This part of the trip was very impressive, both the gigantic icebergs in Baffin Bay, the majestic mountains in the dawn, the encounter with the Inuits and getting to know their culture, the close encounter with polar bears, walrus and killer whales or the impressive visit to the Franklin graves .
The Northwest Passage is the approximately 5,780 km long sea route that connects the Atlantic Ocean with the Pacific Ocean north of the American continent. It leads across the Arctic Ocean and its marginal seas as well as the associated ocean roads through the Canadian-Arctic archipelago.
Ever since Magellan discovered a sea route around South America to Asia in 1520, geographers, navigators and researchers have speculated about a possible route in northern America. Since such a Northwest Passage would have significantly shortened ship journeys between Europe and East Asia, the seafaring nations searched for a passage in the Arctic Ocean for more than 400 years.

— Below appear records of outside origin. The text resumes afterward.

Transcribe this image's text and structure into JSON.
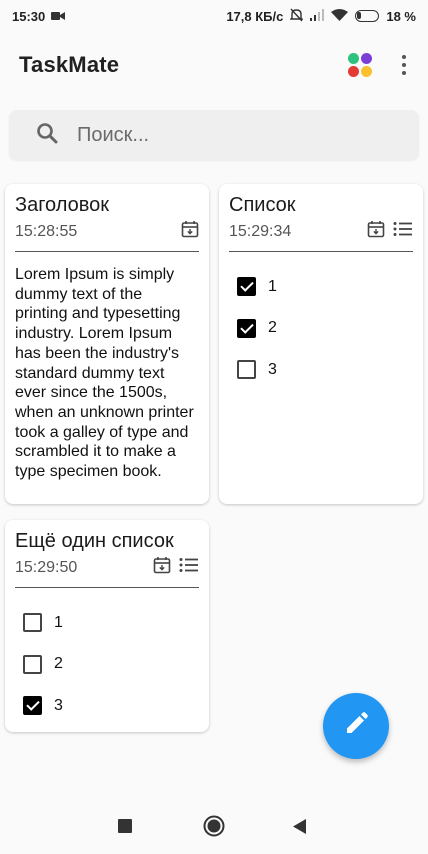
{
  "status_bar": {
    "time": "15:30",
    "speed": "17,8 КБ/с",
    "battery": "18 %"
  },
  "app": {
    "title": "TaskMate",
    "logo_colors": [
      "#2ec27e",
      "#7b3fd6",
      "#e53935",
      "#fbc02d"
    ]
  },
  "search": {
    "placeholder": "Поиск..."
  },
  "notes": [
    {
      "type": "text",
      "title": "Заголовок",
      "time": "15:28:55",
      "body": "Lorem Ipsum is simply dummy text of the printing and typesetting industry. Lorem Ipsum has been the industry's standard dummy text ever since the 1500s, when an unknown printer took a galley of type and scrambled it to make a type specimen book."
    },
    {
      "type": "list",
      "title": "Список",
      "time": "15:29:34",
      "items": [
        {
          "label": "1",
          "checked": true
        },
        {
          "label": "2",
          "checked": true
        },
        {
          "label": "3",
          "checked": false
        }
      ]
    },
    {
      "type": "list",
      "title": "Ещё один список",
      "time": "15:29:50",
      "items": [
        {
          "label": "1",
          "checked": false
        },
        {
          "label": "2",
          "checked": false
        },
        {
          "label": "3",
          "checked": true
        }
      ]
    }
  ],
  "colors": {
    "fab": "#2196f3",
    "background": "#fafafa"
  }
}
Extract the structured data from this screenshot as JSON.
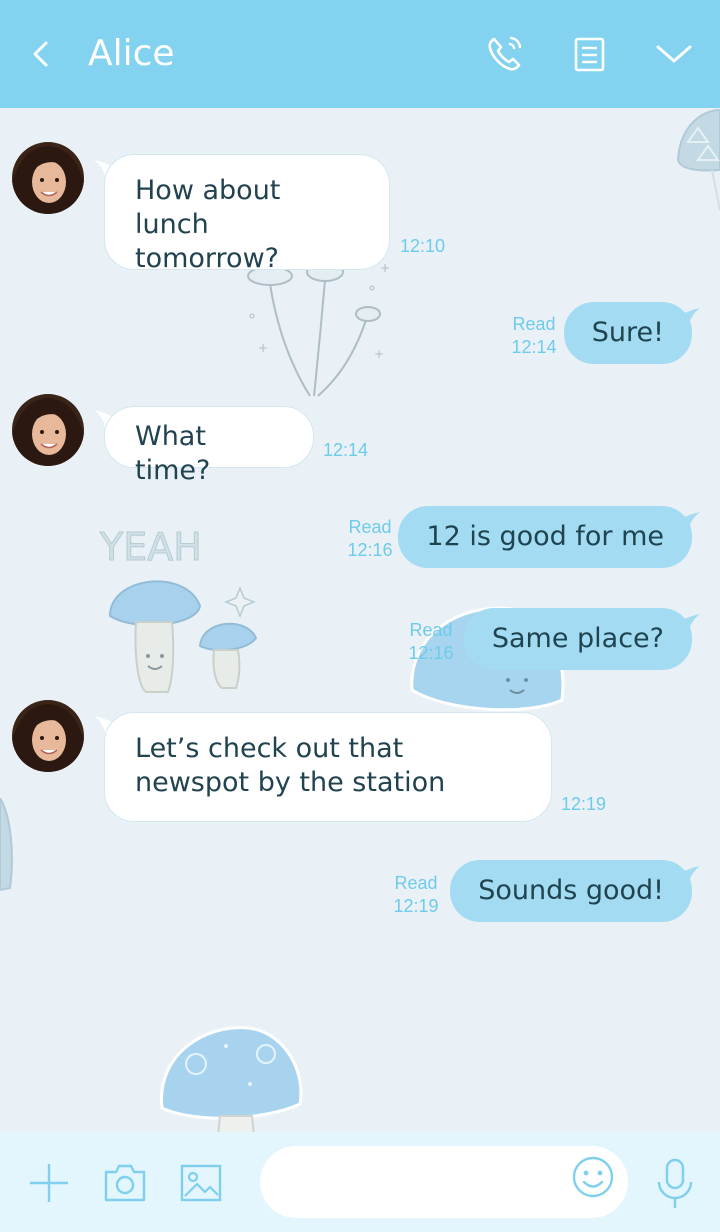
{
  "header": {
    "title": "Alice",
    "icons": [
      "back-chevron-icon",
      "phone-icon",
      "notes-icon",
      "chevron-down-icon"
    ]
  },
  "messages": [
    {
      "direction": "in",
      "text": "How about lunch tomorrow?",
      "time": "12:10"
    },
    {
      "direction": "out",
      "text": "Sure!",
      "status": "Read",
      "time": "12:14"
    },
    {
      "direction": "in",
      "text": "What time?",
      "time": "12:14"
    },
    {
      "direction": "out",
      "text": "12 is good for me",
      "status": "Read",
      "time": "12:16"
    },
    {
      "direction": "out",
      "text": "Same place?",
      "status": "Read",
      "time": "12:16"
    },
    {
      "direction": "in",
      "text": "Let’s check out that newspot by the station",
      "time": "12:19"
    },
    {
      "direction": "out",
      "text": "Sounds good!",
      "status": "Read",
      "time": "12:19"
    }
  ],
  "decorations": {
    "sticker_text": "YEAH"
  },
  "input": {
    "placeholder": "",
    "icons": [
      "plus-icon",
      "camera-icon",
      "image-icon",
      "emoji-icon",
      "microphone-icon"
    ]
  },
  "colors": {
    "header": "#82d2f0",
    "background": "#e9f1f6",
    "outgoing_bubble": "#a3dcf2",
    "incoming_bubble": "#ffffff",
    "meta_text": "#6ecbea",
    "input_bar": "#e3f5fd"
  }
}
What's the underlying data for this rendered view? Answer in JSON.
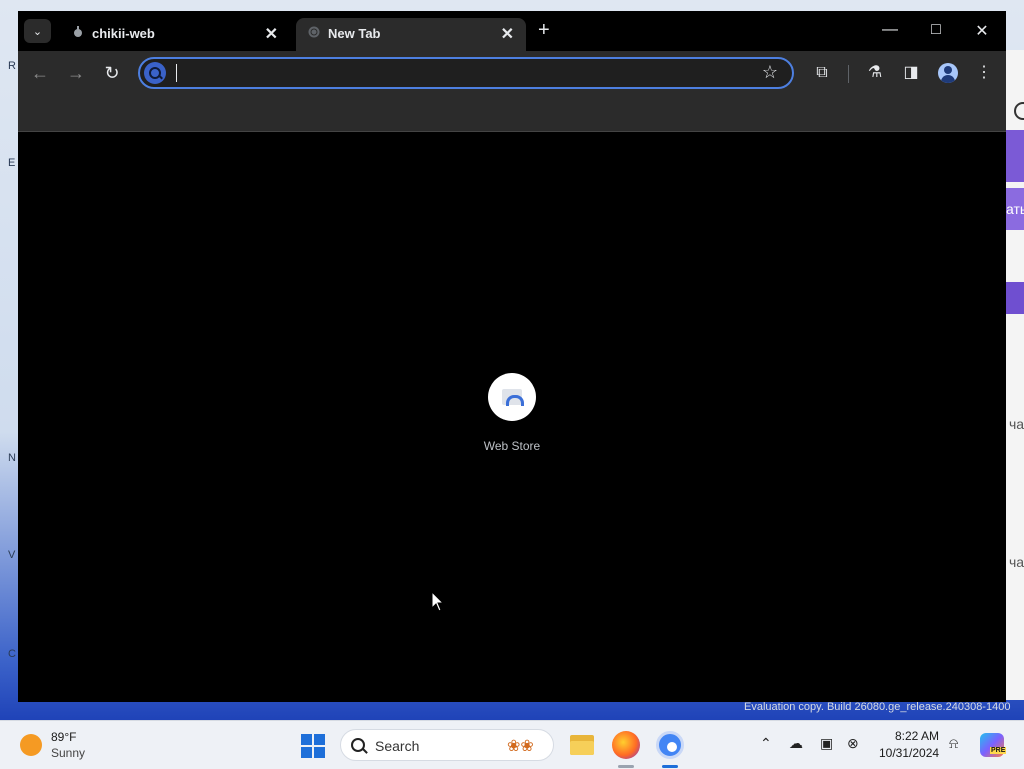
{
  "browser": {
    "tabs": [
      {
        "title": "chikii-web",
        "active": false
      },
      {
        "title": "New Tab",
        "active": true
      }
    ],
    "omnibox": {
      "value": "",
      "placeholder": ""
    },
    "new_tab_page": {
      "shortcuts": [
        {
          "label": "Web Store",
          "icon": "web-store-icon"
        }
      ]
    },
    "window_controls": [
      "minimize",
      "maximize",
      "close"
    ]
  },
  "watermark": "Evaluation copy. Build 26080.ge_release.240308-1400",
  "taskbar": {
    "weather": {
      "temp": "89°F",
      "condition": "Sunny"
    },
    "search_label": "Search",
    "clock": {
      "time": "8:22 AM",
      "date": "10/31/2024"
    },
    "copilot_badge": "PRE"
  },
  "background_app": {
    "text_fragments": [
      "ать",
      "ча",
      "ча"
    ]
  },
  "colors": {
    "accent": "#4d7fe0",
    "tab_bg": "#2b2b2b",
    "window_bg": "#000000",
    "windows_blue": "#1e6fd9"
  }
}
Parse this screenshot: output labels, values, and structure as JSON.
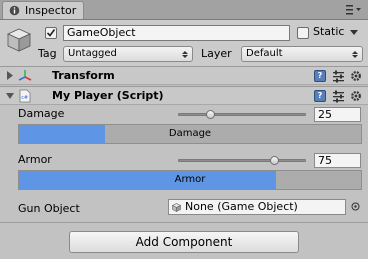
{
  "window": {
    "tab_label": "Inspector"
  },
  "header": {
    "active_checked": true,
    "object_name": "GameObject",
    "static_label": "Static",
    "tag_label": "Tag",
    "tag_value": "Untagged",
    "layer_label": "Layer",
    "layer_value": "Default"
  },
  "components": [
    {
      "title": "Transform",
      "expanded": false
    },
    {
      "title": "My Player (Script)",
      "expanded": true
    }
  ],
  "script": {
    "damage": {
      "label": "Damage",
      "value": "25",
      "slider_fraction": 0.25,
      "bar_label": "Damage",
      "bar_fill_fraction": 0.25
    },
    "armor": {
      "label": "Armor",
      "value": "75",
      "slider_fraction": 0.75,
      "bar_label": "Armor",
      "bar_fill_fraction": 0.75
    },
    "gun": {
      "label": "Gun Object",
      "value": "None (Game Object)"
    }
  },
  "footer": {
    "add_component_label": "Add Component"
  },
  "colors": {
    "bar_fill": "#5e95e5",
    "help_icon": "#5a7fb8",
    "background": "#c2c2c2"
  }
}
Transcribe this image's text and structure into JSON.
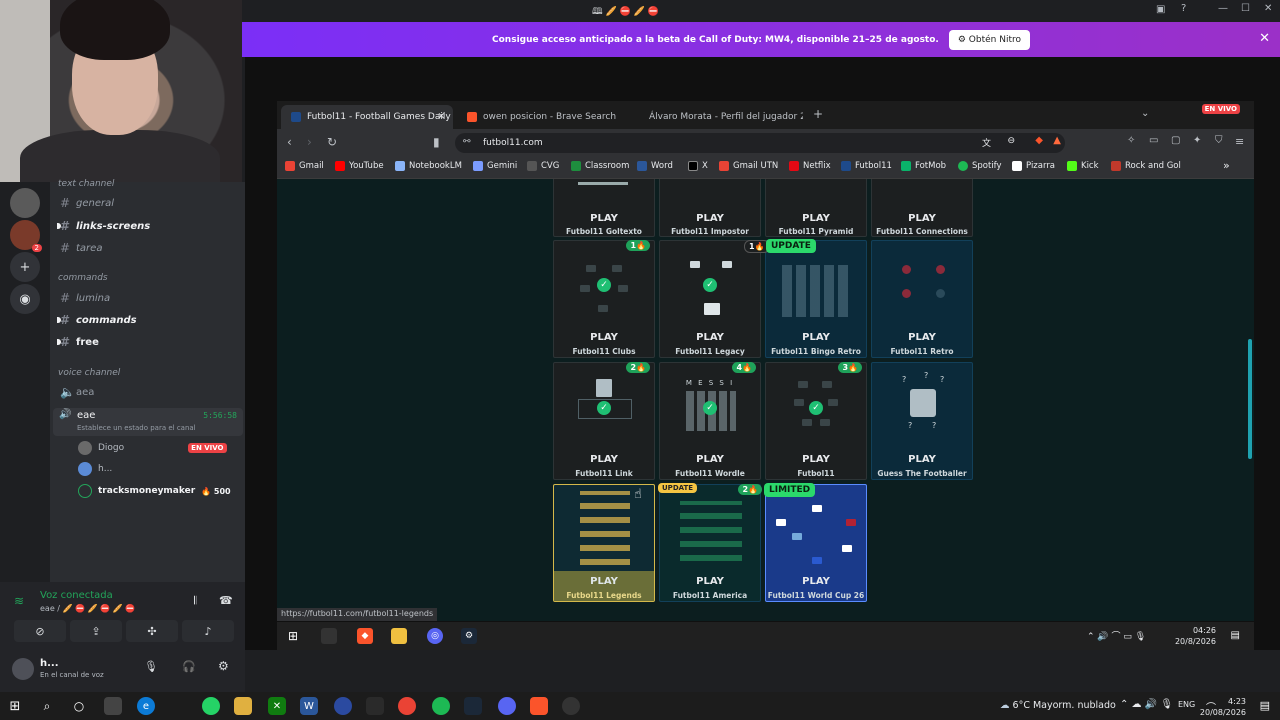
{
  "discord": {
    "top_icons": "🕮 🥖 ⛔ 🥖 ⛔",
    "nitro_banner": {
      "text": "Consigue acceso anticipado a la beta de Call of Duty: MW4, disponible 21–25 de agosto.",
      "button": "Obtén Nitro",
      "close": "✕"
    },
    "categories": {
      "text": "text channel",
      "commands": "commands",
      "voice": "voice channel"
    },
    "channels": {
      "general": "general",
      "links_screens": "links-screens",
      "tarea": "tarea",
      "lumina": "lumina",
      "commands": "commands",
      "free": "free",
      "aea": "aea",
      "eae": "eae",
      "eae_time": "5:56:58",
      "eae_status": "Establece un estado para el canal"
    },
    "voice_users": [
      {
        "name": "Diogo",
        "badge": "EN VIVO"
      },
      {
        "name": "h..."
      },
      {
        "name": "tracksmoneymaker",
        "count": "500"
      }
    ],
    "voice_panel": {
      "title": "Voz conectada",
      "sub": "eae / 🥖 ⛔ 🥖 ⛔ 🥖 ⛔",
      "user": "h...",
      "user_status": "En el canal de voz"
    },
    "rail_badge": "2"
  },
  "browser": {
    "tabs": [
      {
        "label": "Futbol11 - Football Games Daily",
        "active": true
      },
      {
        "label": "owen posicion - Brave Search"
      },
      {
        "label": "Álvaro Morata - Perfil del jugador 26"
      }
    ],
    "new_tab": "+",
    "live_badge": "EN VIVO",
    "url": "futbol11.com",
    "bookmarks": [
      "Gmail",
      "YouTube",
      "NotebookLM",
      "Gemini",
      "CVG",
      "Classroom",
      "Word",
      "X",
      "Gmail UTN",
      "Netflix",
      "Futbol11",
      "FotMob",
      "Spotify",
      "Pizarra",
      "Kick",
      "Rock and Gol"
    ],
    "bookmarks_more": "»",
    "status_url": "https://futbol11.com/futbol11-legends"
  },
  "games": {
    "play_label": "PLAY",
    "row1": [
      "Futbol11 Goltexto",
      "Futbol11 Impostor",
      "Futbol11 Pyramid",
      "Futbol11 Connections"
    ],
    "row2": [
      {
        "name": "Futbol11 Clubs",
        "badge": "1🔥"
      },
      {
        "name": "Futbol11 Legacy"
      },
      {
        "name": "Futbol11 Bingo Retro",
        "badge": "1🔥",
        "tag": "UPDATE"
      },
      {
        "name": "Futbol11 Retro"
      }
    ],
    "row3": [
      {
        "name": "Futbol11 Link",
        "badge": "2🔥"
      },
      {
        "name": "Futbol11 Wordle",
        "badge": "4🔥",
        "letters": "M E S S I"
      },
      {
        "name": "Futbol11",
        "badge": "3🔥"
      },
      {
        "name": "Guess The Footballer"
      }
    ],
    "row4": [
      {
        "name": "Futbol11 Legends"
      },
      {
        "name": "Futbol11 America",
        "badge": "2🔥",
        "tag": "UPDATE"
      },
      {
        "name": "Futbol11 World Cup 26",
        "tag": "LIMITED"
      }
    ]
  },
  "stream_taskbar": {
    "time": "04:26",
    "date": "20/8/2026"
  },
  "taskbar": {
    "weather": "6°C  Mayorm. nublado",
    "lang": "ENG",
    "time": "4:23",
    "date": "20/08/2026"
  }
}
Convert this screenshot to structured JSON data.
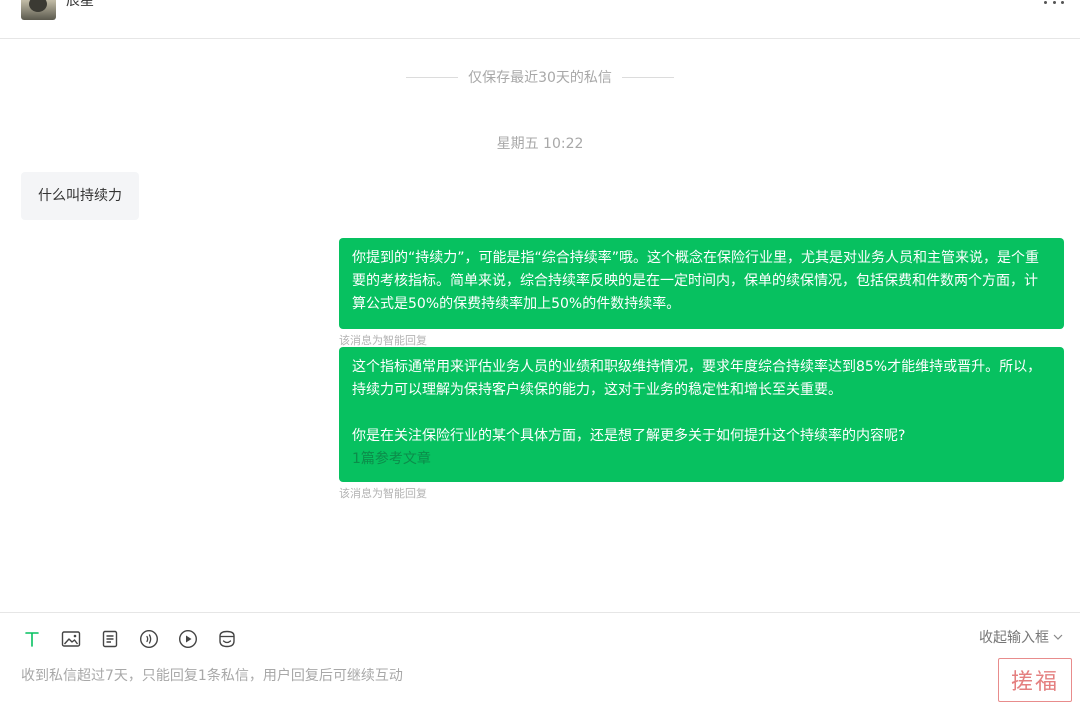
{
  "header": {
    "contact_name": "辰星",
    "more_icon": "more-dots-icon"
  },
  "notice": "仅保存最近30天的私信",
  "timestamp": "星期五 10:22",
  "messages": {
    "incoming": "什么叫持续力",
    "reply_1": "你提到的“持续力”，可能是指“综合持续率”哦。这个概念在保险行业里，尤其是对业务人员和主管来说，是个重要的考核指标。简单来说，综合持续率反映的是在一定时间内，保单的续保情况，包括保费和件数两个方面，计算公式是50%的保费持续率加上50%的件数持续率。",
    "reply_1_tag": "该消息为智能回复",
    "reply_2_para1": "这个指标通常用来评估业务人员的业绩和职级维持情况，要求年度综合持续率达到85%才能维持或晋升。所以，持续力可以理解为保持客户续保的能力，这对于业务的稳定性和增长至关重要。",
    "reply_2_para2": "你是在关注保险行业的某个具体方面，还是想了解更多关于如何提升这个持续率的内容呢?",
    "reply_2_link": "1篇参考文章",
    "reply_2_tag": "该消息为智能回复"
  },
  "toolbar": {
    "icons": [
      "text-format-icon",
      "image-icon",
      "document-icon",
      "voice-icon",
      "video-icon",
      "emoji-icon"
    ],
    "active_color": "#07c160",
    "collapse_label": "收起输入框"
  },
  "composer": {
    "placeholder": "收到私信超过7天，只能回复1条私信，用户回复后可继续互动"
  },
  "watermark": "搓福",
  "colors": {
    "reply_bubble": "#07c160",
    "incoming_bubble": "#f4f5f7"
  }
}
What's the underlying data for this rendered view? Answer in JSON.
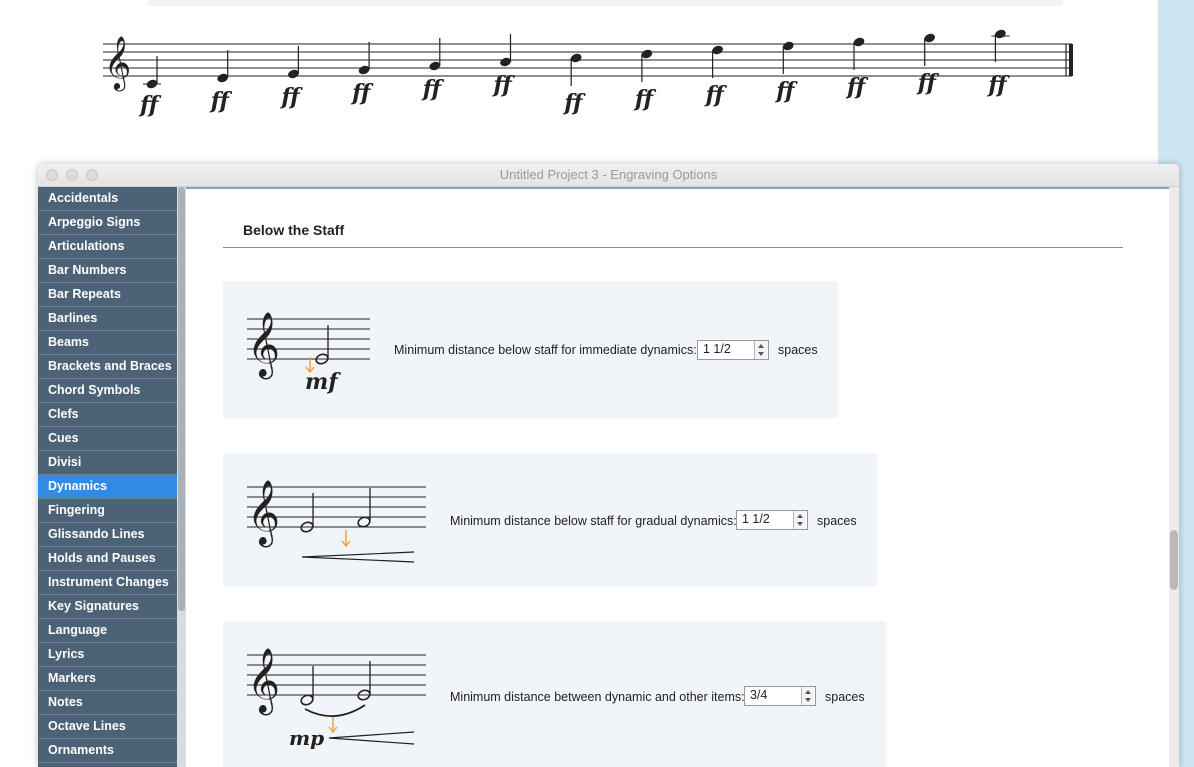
{
  "score": {
    "dynamic_marks": [
      "ff",
      "ff",
      "ff",
      "ff",
      "ff",
      "ff",
      "ff",
      "ff",
      "ff",
      "ff",
      "ff",
      "ff",
      "ff"
    ]
  },
  "window": {
    "title": "Untitled Project 3 - Engraving Options"
  },
  "sidebar": {
    "items": [
      {
        "label": "Accidentals"
      },
      {
        "label": "Arpeggio Signs"
      },
      {
        "label": "Articulations"
      },
      {
        "label": "Bar Numbers"
      },
      {
        "label": "Bar Repeats"
      },
      {
        "label": "Barlines"
      },
      {
        "label": "Beams"
      },
      {
        "label": "Brackets and Braces"
      },
      {
        "label": "Chord Symbols"
      },
      {
        "label": "Clefs"
      },
      {
        "label": "Cues"
      },
      {
        "label": "Divisi"
      },
      {
        "label": "Dynamics",
        "active": true
      },
      {
        "label": "Fingering"
      },
      {
        "label": "Glissando Lines"
      },
      {
        "label": "Holds and Pauses"
      },
      {
        "label": "Instrument Changes"
      },
      {
        "label": "Key Signatures"
      },
      {
        "label": "Language"
      },
      {
        "label": "Lyrics"
      },
      {
        "label": "Markers"
      },
      {
        "label": "Notes"
      },
      {
        "label": "Octave Lines"
      },
      {
        "label": "Ornaments"
      }
    ]
  },
  "section": {
    "title": "Below the Staff"
  },
  "options": [
    {
      "label": "Minimum distance below staff for immediate dynamics:",
      "value": "1 1/2",
      "unit": "spaces",
      "example_dynamic": "mf"
    },
    {
      "label": "Minimum distance below staff for gradual dynamics:",
      "value": "1 1/2",
      "unit": "spaces"
    },
    {
      "label": "Minimum distance between dynamic and other items:",
      "value": "3/4",
      "unit": "spaces",
      "example_dynamic": "mp"
    }
  ],
  "colors": {
    "sidebar_bg": "#4b6277",
    "sidebar_active": "#2f8be5",
    "panel_bg": "#f1f4f8",
    "arrow": "#f0a030",
    "section_rule": "#6f96a3"
  }
}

The first complete nautical passage was made by Roald Amundsen 1903-1906 on the route discovered by John Rae through the James Ross Strait, Rae Strait and Simpson Strait on the small ship Gjøa. So he circumnavigated King William Island east and avoided Victoria Strait west of the island where the Franklin expedition had failed. Amundsen wintered twice on King William Island. He had spent a whole summer with the Inuit in the area around the present-day settlement of Gjoa Haven (in the Inuit language: Uqsuqtuuq) on King William Island in order to gain their Arctic experience.